KPBS AIRDATE: MAY 13, 1991
It’s kind of like old wine in new bottles. Or, more aptly, old Irish Whiskey re-corked.
“Remembrance” is basically a love story. But it’s definitely a contemporary one. First, because it deals with a December-December romance; love blooms in two widowers in their sixties. And second, it’s set against a stark political backdrop: Belfast, Northern Ireland.
These two contrivances allow Irish playwright Graham Reid to explore, in somewhat less detail, two sub-themes: parent-child conflict and the destructive nature of bigotry.
Some of these conceits work better than others, though the play is basically sweet and touching. The relationship between Bert, a Protestant and Theresa, a Catholic is a fragile little flower pushing through the cold, hard Irish ground. They meet in a deserted, windswept cemetery, where each has buried a son murdered in the cause.
Their grief exceeds their anger, and that allows their love to grow. But, then there’s the problem of their children, who, steeped in the national conflict, do everything in their power to destroy the budding relationship.

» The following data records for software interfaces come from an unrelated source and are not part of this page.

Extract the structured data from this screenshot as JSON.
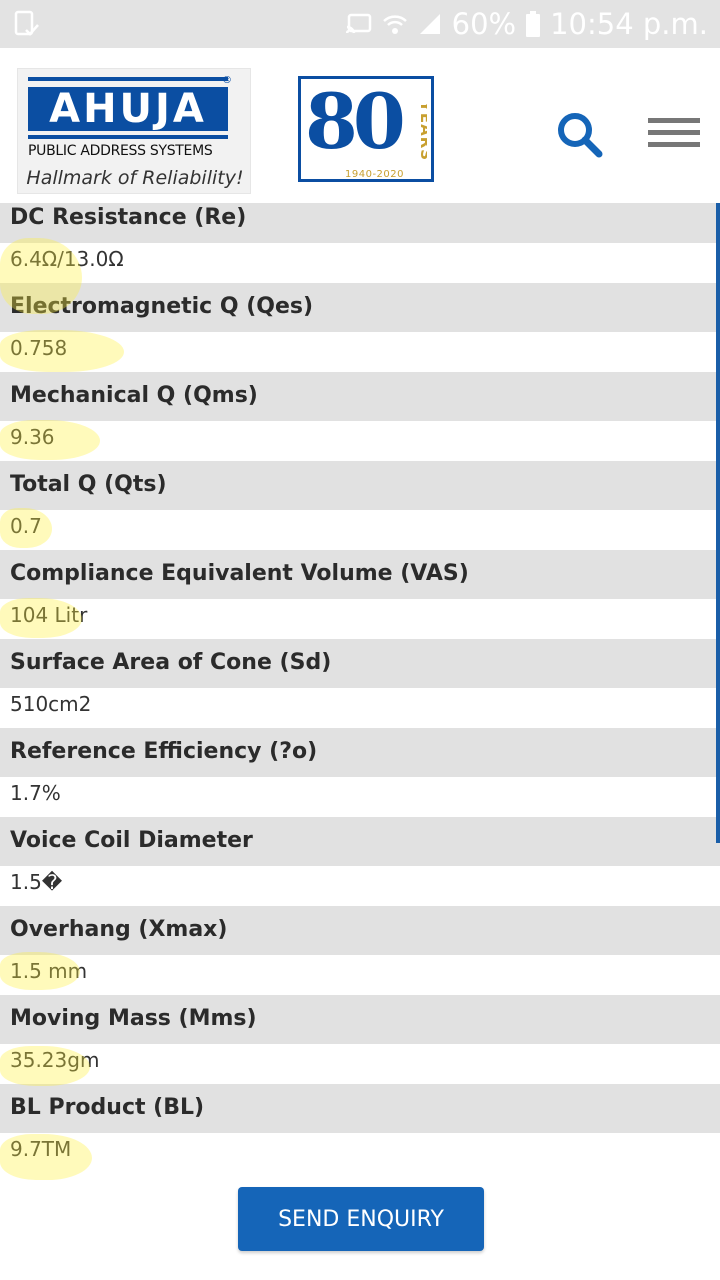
{
  "status_bar": {
    "battery": "60%",
    "time": "10:54 p.m."
  },
  "header": {
    "logo": {
      "name": "AHUJA",
      "registered": "®",
      "subtitle": "PUBLIC ADDRESS SYSTEMS",
      "tagline": "Hallmark of Reliability!"
    },
    "anniversary": {
      "number": "80",
      "word": "YEARS",
      "range": "1940-2020"
    },
    "icons": {
      "search": "search-icon",
      "menu": "hamburger-menu-icon"
    }
  },
  "colors": {
    "brand_blue": "#0b4ea2",
    "button_blue": "#1565b8",
    "label_bg": "#e1e1e1",
    "status_bg": "#e3e3e3",
    "highlight": "#fff03c"
  },
  "specs": [
    {
      "label": "DC Resistance (Re)",
      "value": "6.4Ω/13.0Ω"
    },
    {
      "label": "Electromagnetic Q (Qes)",
      "value": "0.758"
    },
    {
      "label": "Mechanical Q (Qms)",
      "value": "9.36"
    },
    {
      "label": "Total Q (Qts)",
      "value": "0.7"
    },
    {
      "label": "Compliance Equivalent Volume (VAS)",
      "value": "104 Litr"
    },
    {
      "label": "Surface Area of Cone (Sd)",
      "value": "510cm2"
    },
    {
      "label": "Reference Efficiency (?o)",
      "value": "1.7%"
    },
    {
      "label": "Voice Coil Diameter",
      "value": "1.5�"
    },
    {
      "label": "Overhang (Xmax)",
      "value": "1.5 mm"
    },
    {
      "label": "Moving Mass (Mms)",
      "value": "35.23gm"
    },
    {
      "label": "BL Product (BL)",
      "value": "9.7TM"
    }
  ],
  "send_button": "SEND ENQUIRY"
}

“Most people stay together for the sake of the children,” Bert writes in a second-act letter. “We stayed apart for the sake of the children.”
It’s nice, if a bit too pat. The man has a son; the woman has daughters. Each has one terribly angry, bitter child, and one family peacemaker. Ultimately the paramours are abandoned by their children… Entirely too much balance for my asymmetrical self.

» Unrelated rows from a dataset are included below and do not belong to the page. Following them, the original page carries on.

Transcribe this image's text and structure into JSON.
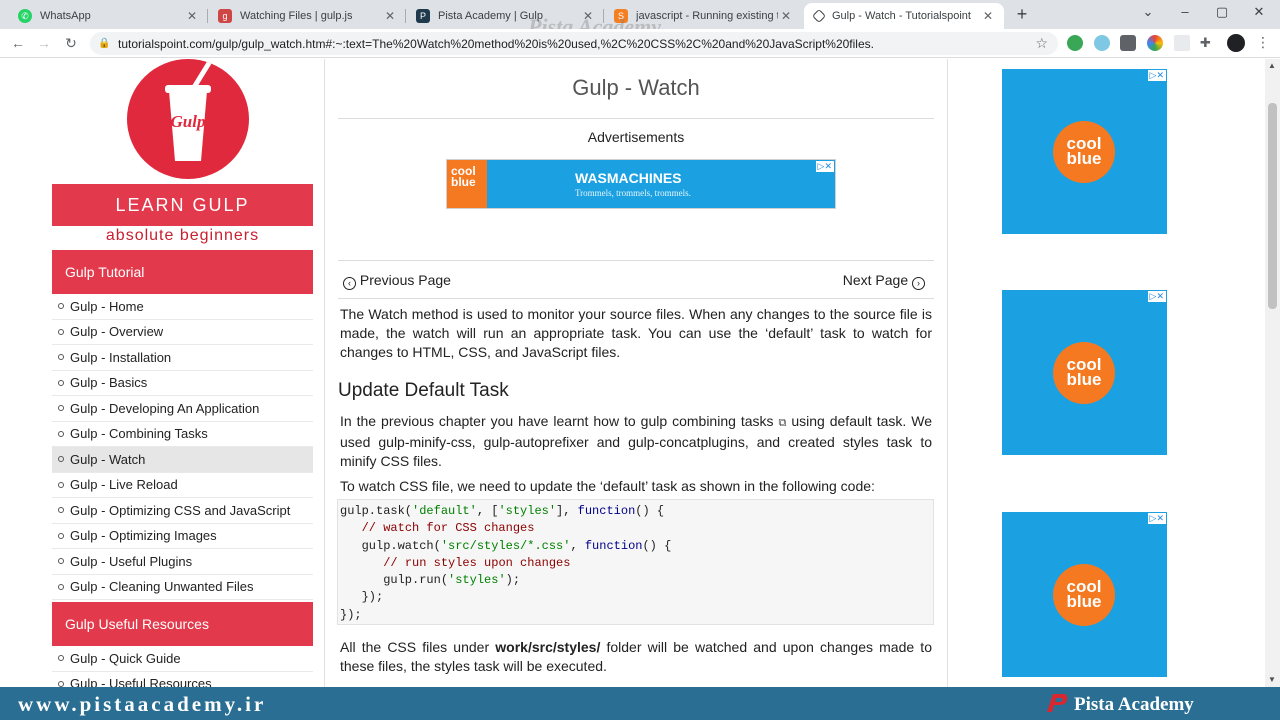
{
  "browser": {
    "tabs": [
      {
        "label": "WhatsApp",
        "color": "#25d366"
      },
      {
        "label": "Watching Files | gulp.js",
        "color": "#cf4647"
      },
      {
        "label": "Pista Academy | Gulp",
        "color": "#1f3a4d"
      },
      {
        "label": "javascript - Running existing task",
        "color": "#f48024"
      },
      {
        "label": "Gulp - Watch - Tutorialspoint",
        "color": "#3c4043"
      }
    ],
    "url": "tutorialspoint.com/gulp/gulp_watch.htm#:~:text=The%20Watch%20method%20is%20used,%2C%20CSS%2C%20and%20JavaScript%20files.",
    "new_tab": "+",
    "watermark": "Pista Academy"
  },
  "sidebar": {
    "logo_text": "Gulp",
    "learn_banner": "LEARN GULP",
    "learn_sub": "absolute beginners",
    "section1_title": "Gulp Tutorial",
    "items": [
      "Gulp - Home",
      "Gulp - Overview",
      "Gulp - Installation",
      "Gulp - Basics",
      "Gulp - Developing An Application",
      "Gulp - Combining Tasks",
      "Gulp - Watch",
      "Gulp - Live Reload",
      "Gulp - Optimizing CSS and JavaScript",
      "Gulp - Optimizing Images",
      "Gulp - Useful Plugins",
      "Gulp - Cleaning Unwanted Files"
    ],
    "current_item": "Gulp - Watch",
    "section2_title": "Gulp Useful Resources",
    "resources": [
      "Gulp - Quick Guide",
      "Gulp - Useful Resources"
    ]
  },
  "main": {
    "title": "Gulp - Watch",
    "ads_label": "Advertisements",
    "banner": {
      "brand": "cool blue",
      "title": "WASMACHINES",
      "subtitle": "Trommels, trommels, trommels."
    },
    "prev": "Previous Page",
    "next": "Next Page",
    "intro": "The Watch method is used to monitor your source files. When any changes to the source file is made, the watch will run an appropriate task. You can use the ‘default’ task to watch for changes to HTML, CSS, and JavaScript files.",
    "heading": "Update Default Task",
    "p2_before": "In the previous chapter you have learnt how to ",
    "p2_link": "gulp combining tasks",
    "p2_after": " using default task. We used gulp-minify-css, gulp-autoprefixer and gulp-concatplugins, and created styles task to minify CSS files.",
    "p3": "To watch CSS file, we need to update the ‘default’ task as shown in the following code:",
    "p4_before": "All the CSS files under ",
    "p4_bold": "work/src/styles/",
    "p4_after": " folder will be watched and upon changes made to these files, the styles task will be executed."
  },
  "right_ads": [
    {
      "brand": "cool blue"
    },
    {
      "brand": "cool blue"
    },
    {
      "brand": "cool blue"
    }
  ],
  "footer": {
    "url": "www.pistaacademy.ir",
    "name": "Pista Academy"
  }
}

Yet some of those mother-daughter, father-son confrontations are profound and universal; a few are contrived. But any problems are within the script. The performances are consistently wonderful, and director Andrew J. Traister has coaxed the most from his cast.
Jack Aranson plays Bert in a sadly confused, avuncular way. He’s an ex-soldier with a warm heart, a giving man who has little left for his son. Victoria Boothby is a controlled, pinched Theresa. There are no hot sparks between them, but a tentative, hand-holding connection.

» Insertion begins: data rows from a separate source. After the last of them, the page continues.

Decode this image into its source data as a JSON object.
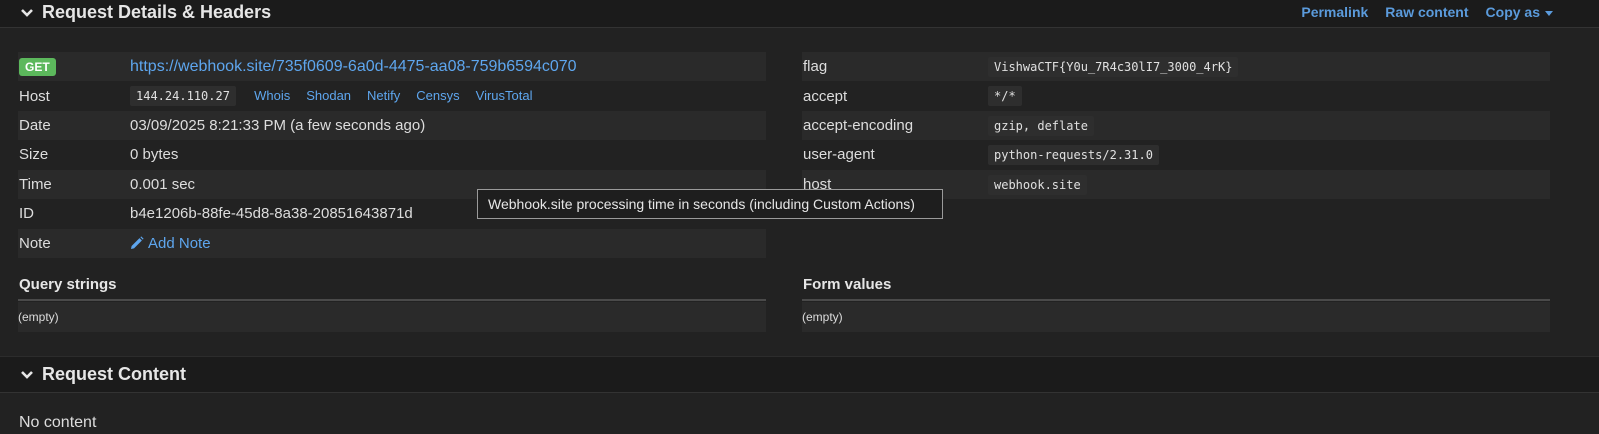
{
  "details": {
    "title": "Request Details & Headers",
    "header_links": [
      "Permalink",
      "Raw content",
      "Copy as"
    ],
    "method": "GET",
    "url": "https://webhook.site/735f0609-6a0d-4475-aa08-759b6594c070",
    "host_label": "Host",
    "host_ip": "144.24.110.27",
    "ip_links": [
      "Whois",
      "Shodan",
      "Netify",
      "Censys",
      "VirusTotal"
    ],
    "date_label": "Date",
    "date_value": "03/09/2025 8:21:33 PM (a few seconds ago)",
    "size_label": "Size",
    "size_value": "0 bytes",
    "time_label": "Time",
    "time_value": "0.001 sec",
    "id_label": "ID",
    "id_value": "b4e1206b-88fe-45d8-8a38-20851643871d",
    "note_label": "Note",
    "note_link": "Add Note"
  },
  "headers": [
    {
      "name": "flag",
      "value": "VishwaCTF{Y0u_7R4c30lI7_3000_4rK}"
    },
    {
      "name": "accept",
      "value": "*/*"
    },
    {
      "name": "accept-encoding",
      "value": "gzip, deflate"
    },
    {
      "name": "user-agent",
      "value": "python-requests/2.31.0"
    },
    {
      "name": "host",
      "value": "webhook.site"
    }
  ],
  "query_strings": {
    "title": "Query strings",
    "value": "(empty)"
  },
  "form_values": {
    "title": "Form values",
    "value": "(empty)"
  },
  "tooltip": "Webhook.site processing time in seconds (including Custom Actions)",
  "content": {
    "title": "Request Content",
    "value": "No content"
  },
  "colors": {
    "badge_get": "#5cb85c",
    "link": "#5ea6ee",
    "background": "#222222"
  }
}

All the children are fairly unlikable, especially the cruel Victor, played by William Anton with frightening anger and anguish. Robin Pearson Rose is powerful as Deirdre, Theresa’s suffering, selfish offspring. Susan Barnes does a good job with Joan, the compulsive and guilt-ridden daughter whose character is more sketched than shaded. And, as Bert’s ex-daughter-in-law Jenny, Lynne Griffin is every bit the pert, pained colleen.
As my mother always says, “They don’t make people like they used to.” Reid’s play shows the younger generation as less flexible and resilient, less able to find a pebble of joy in the rubble of their embattled backyard.
To underscore the sorrow, a mournful tune reappears –too frequently — in the musical arrangement of Nicolas Reveles. The theme seems trapped in Nick Reid’s cramped multi-set stage design. I kept waiting for some tormented character in the cemetery section to flop into the nearby armchair which was Bert’s parlor.
The set, however, perfectly represents the play: tidy but cluttered, and like the furniture, a bit over-stuffed.
For KPBS Radio, I’m Pat Launer.
©1991 Patté Productions Inc.